Through it all, the amazing professionalism of COI and its concern for nurturing best practice within the ad industry shone through. It's no surprise to anyone who's seen it in action that COI is one of the fairest, most thoughtful and shrewdest clients in the business and that's why it manages to get the very best out of the agencies it works with.
Last week's IPA Effectiveness Awards results - with COI scooping a clutch of golds - bear testament to the power of a good client with a mutually respectful relationship with its agencies to deliver quantifiable results. But now COI is battling for its future, with the suggestion this week that it may even be swept aside in favour of a US-style Ad Council (a ridiculous, deadly even, idea).
So could the latest proposals for a COI payment-by-results system stay the executioner's hand, answering some of the Government's cost concerns while protecting the effectiveness of government advertising and ensuring that the agencies that work on COI accounts remain tenable businesses?

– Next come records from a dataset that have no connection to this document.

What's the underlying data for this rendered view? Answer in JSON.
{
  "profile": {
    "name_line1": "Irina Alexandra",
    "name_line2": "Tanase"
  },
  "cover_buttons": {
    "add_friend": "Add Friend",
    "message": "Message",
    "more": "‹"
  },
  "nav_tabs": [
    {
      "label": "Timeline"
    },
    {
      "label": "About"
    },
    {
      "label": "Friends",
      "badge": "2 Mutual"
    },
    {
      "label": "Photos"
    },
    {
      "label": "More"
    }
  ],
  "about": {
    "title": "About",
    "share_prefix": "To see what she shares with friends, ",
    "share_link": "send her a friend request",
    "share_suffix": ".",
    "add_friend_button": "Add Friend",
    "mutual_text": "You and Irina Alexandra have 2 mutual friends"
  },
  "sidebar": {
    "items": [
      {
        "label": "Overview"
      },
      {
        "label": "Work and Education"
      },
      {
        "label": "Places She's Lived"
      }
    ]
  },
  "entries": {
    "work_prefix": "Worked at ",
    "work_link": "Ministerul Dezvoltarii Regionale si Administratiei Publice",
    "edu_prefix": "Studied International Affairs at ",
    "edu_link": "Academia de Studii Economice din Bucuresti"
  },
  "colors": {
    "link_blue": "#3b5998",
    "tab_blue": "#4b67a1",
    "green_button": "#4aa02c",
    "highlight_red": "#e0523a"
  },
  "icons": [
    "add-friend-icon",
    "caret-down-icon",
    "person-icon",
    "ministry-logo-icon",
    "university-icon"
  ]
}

It's probably the best solution yet, though the idea's fraught with challenges. Such as how do you apply PBR to campaigns whose effects may take years (and certainly well beyond the contract with the agency) to determine? What if the allocated budgets are not significant enough to make a dent in the problem, no matter how thoughtful and creative the communications approach? What about all those campaigns that have to be rushed through because an issue (like swine flu) suddenly emerges and there's no time to set up the test and control metrics? I could go on and on.

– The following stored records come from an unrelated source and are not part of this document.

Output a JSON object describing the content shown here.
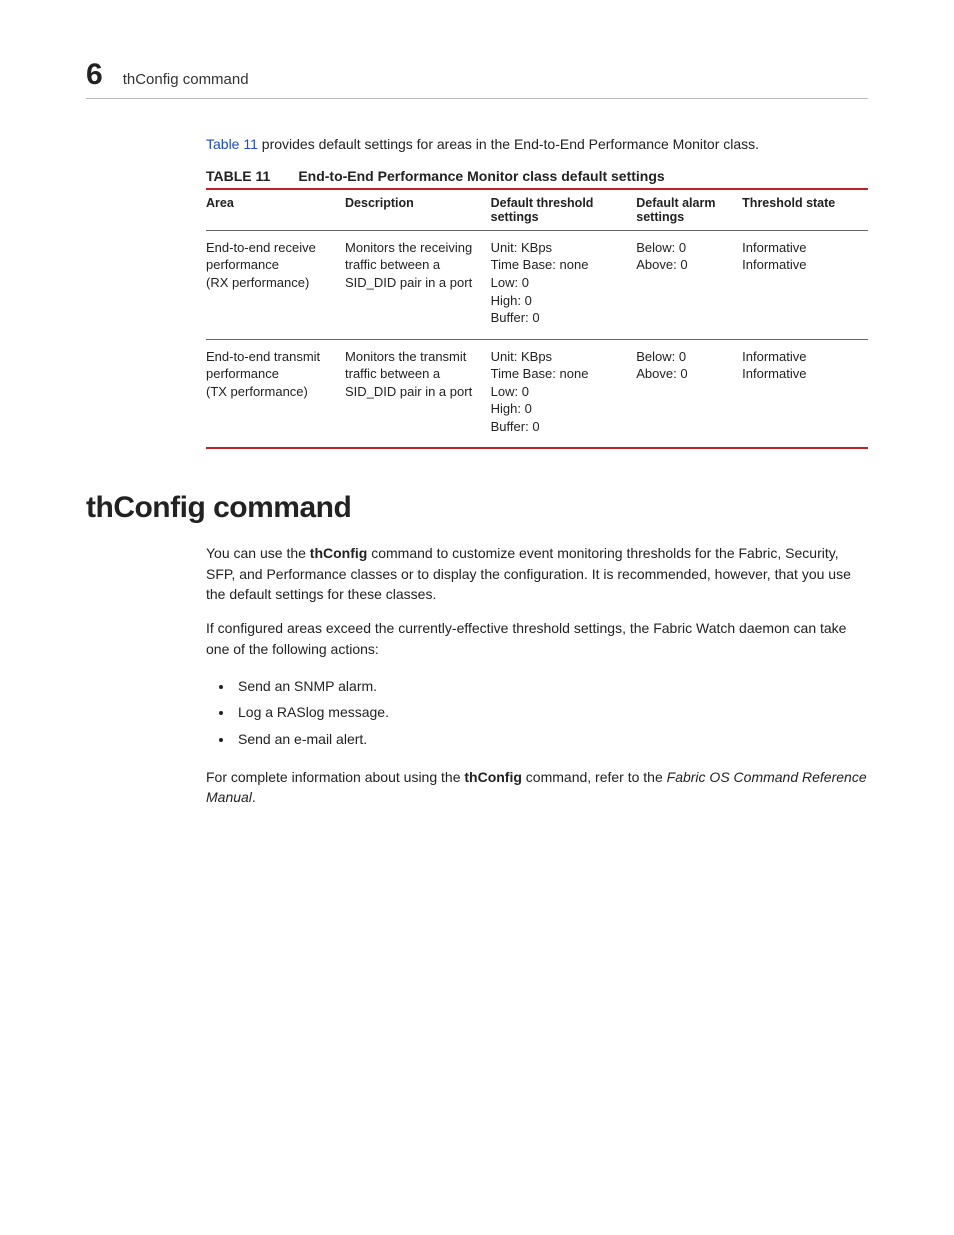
{
  "header": {
    "chapter_number": "6",
    "running_title": "thConfig command"
  },
  "intro": {
    "link_text": "Table 11",
    "rest": " provides default settings for areas in the End-to-End Performance Monitor class."
  },
  "table": {
    "label": "TABLE 11",
    "title": "End-to-End Performance Monitor class default settings",
    "headers": {
      "area": "Area",
      "description": "Description",
      "threshold": "Default threshold settings",
      "alarm": "Default alarm settings",
      "state": "Threshold state"
    },
    "rows": [
      {
        "area": "End-to-end receive performance\n(RX performance)",
        "description": "Monitors the receiving traffic between a SID_DID pair in a port",
        "threshold": "Unit: KBps\nTime Base: none\nLow: 0\nHigh: 0\nBuffer: 0",
        "alarm": "Below: 0\nAbove: 0",
        "state": "Informative\nInformative"
      },
      {
        "area": "End-to-end transmit performance\n(TX performance)",
        "description": "Monitors the transmit traffic between a SID_DID pair in a port",
        "threshold": "Unit: KBps\nTime Base: none\nLow: 0\nHigh: 0\nBuffer: 0",
        "alarm": "Below: 0\nAbove: 0",
        "state": "Informative\nInformative"
      }
    ]
  },
  "section": {
    "heading": "thConfig command",
    "para1_a": "You can use the ",
    "para1_bold": "thConfig",
    "para1_b": " command to customize event monitoring thresholds for the Fabric, Security, SFP, and Performance classes or to display the configuration. It is recommended, however, that you use the default settings for these classes.",
    "para2": "If configured areas exceed the currently-effective threshold settings, the Fabric Watch daemon can take one of the following actions:",
    "bullets": [
      "Send an SNMP alarm.",
      "Log a RASlog message.",
      "Send an e-mail alert."
    ],
    "para3_a": "For complete information about using the ",
    "para3_bold": "thConfig",
    "para3_b": " command, refer to the ",
    "para3_ital": "Fabric OS Command Reference Manual",
    "para3_c": "."
  }
}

Crucially, will PBR be used as a stick to punish poor results or a bonus to reward excellence, on top of a basic fee that allows the agency to make a decent margin? It's worth bearing in mind that even at the COI's previous spending levels, few London agencies managed to make the recommended 15 per cent-plus margins that reflect a healthy company able to reward its staff and shareholders and reinvest in better systems and talent.

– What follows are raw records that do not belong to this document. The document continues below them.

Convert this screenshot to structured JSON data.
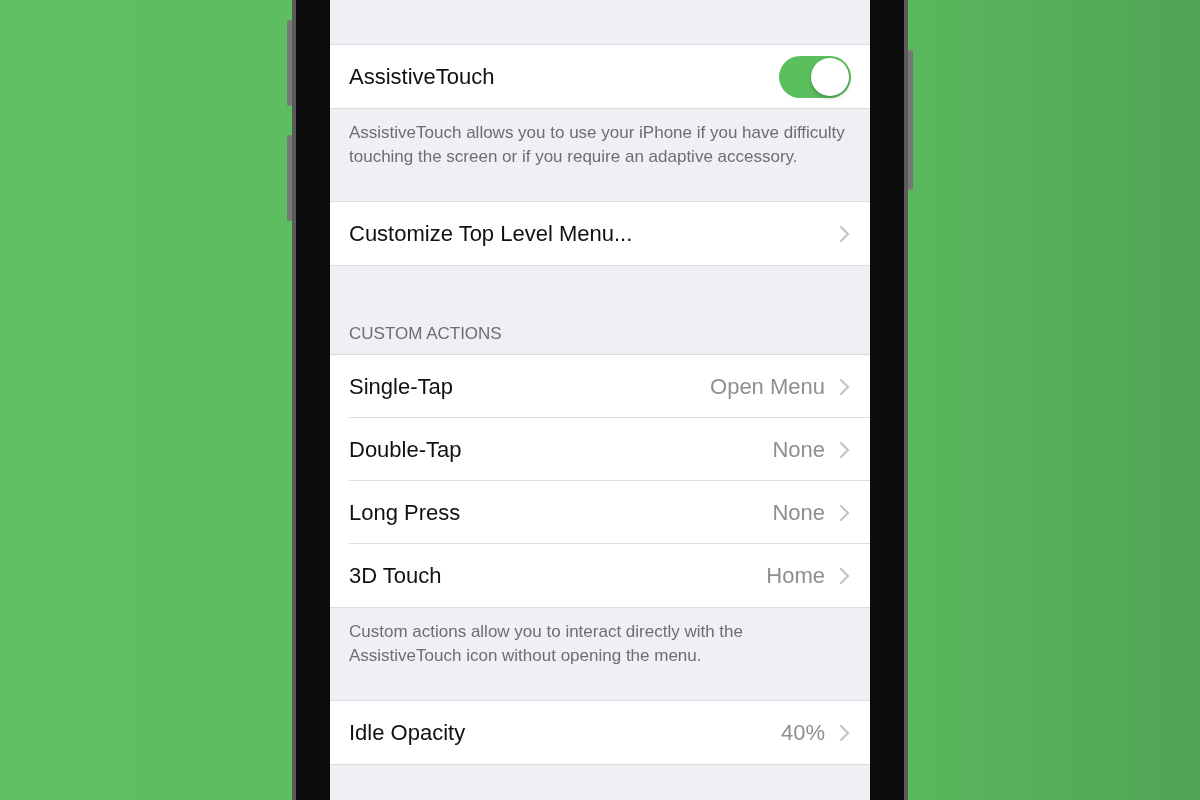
{
  "sections": [
    {
      "rows": [
        {
          "kind": "toggle",
          "label": "AssistiveTouch",
          "on": true
        }
      ],
      "footer": "AssistiveTouch allows you to use your iPhone if you have difficulty touching the screen or if you require an adaptive accessory."
    },
    {
      "rows": [
        {
          "kind": "link",
          "label": "Customize Top Level Menu..."
        }
      ]
    },
    {
      "header": "CUSTOM ACTIONS",
      "rows": [
        {
          "kind": "link",
          "label": "Single-Tap",
          "value": "Open Menu"
        },
        {
          "kind": "link",
          "label": "Double-Tap",
          "value": "None"
        },
        {
          "kind": "link",
          "label": "Long Press",
          "value": "None"
        },
        {
          "kind": "link",
          "label": "3D Touch",
          "value": "Home"
        }
      ],
      "footer": "Custom actions allow you to interact directly with the AssistiveTouch icon without opening the menu."
    },
    {
      "rows": [
        {
          "kind": "link",
          "label": "Idle Opacity",
          "value": "40%"
        }
      ]
    }
  ]
}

I like the IPA's suggestion of exploiting the rights to COI campaigns by selling the campaign concept to other countries facing similar social issues then sharing the royalties between the government department, COI and the agency responsible. It's the sort of idea that shows how, with a little more intelligent thinking and a lot less hot-headed anti-advertising posturing by some inside government, we might end up with a wonderfully sensible blueprint that gets the best out of everybody.